| The Scientist » |
The genetically modified blood cells will be used for patients with a type of acute lymphoblastic leukemia, when other treatments fail.
By Shawna Williams | August 30, 2017
Each patient’s T-cells will be harvested from the body and genetically programmed to target leukemia cells.
The US Food and Drug Administration (FDA) announced today (August 30) that it has approved the first therapy involving chimeric antigen receptor (CAR) T cells for clinical use. Each dose of Novartis’s drug, Kymriah, will consist of a patient’s own white blood cells, harvested from the body and genetically programmed to seek an antigen on the surface of leukemia cells.
“We’re entering a new frontier in medical innovation with the ability to reprogram a patient’s own cells to attack a deadly cancer,” says FDA Commissioner Scott Gottlieb in a statement. “New technologies such as gene and cell therapies hold out the potential to transform medicine and create an inflection point in our ability to treat and even cure many intractable illnesses.”
Kymriah is approved for patients 25 years old and younger who have B-cell acute lymphoblastic leukemia, and whose disease has relapsed at least twice or is still detectable after other treatment. In a clinical trial, the therapy left 83 percent of such patients cancer-free after three months. STAT notes that only a few hundred patients per year may be eligible for the cell therapy. Priced at $475,000, it will be offered at just 32 sites around the country.
See “The CAR T-Cell Race”

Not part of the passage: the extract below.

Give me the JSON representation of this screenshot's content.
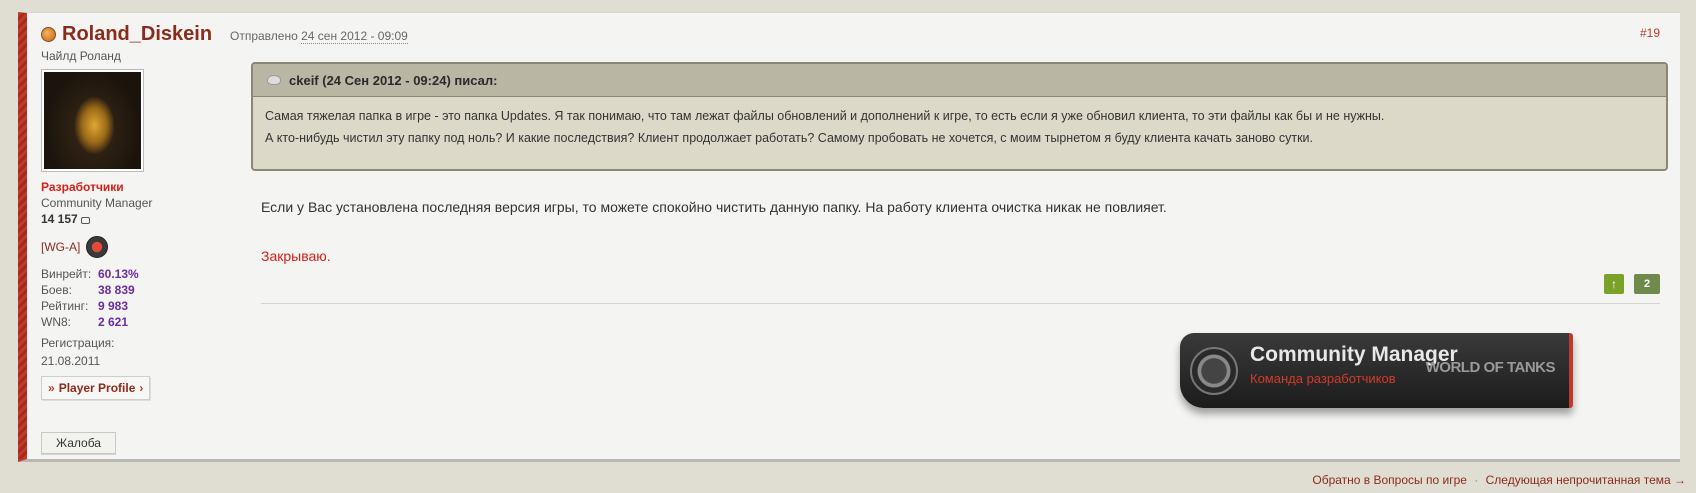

Despite the limited use of Kymriah, the approval ushers in “a new approach to the treatment of cancer and other serious and life-threatening diseases,” FDA says. Business Insider reports that at an FDA meeting last month, oncologist Tim Cripe of Nationwide Children’s Hospital called Kymriah “the most exciting thing I’ve seen in my lifetime.”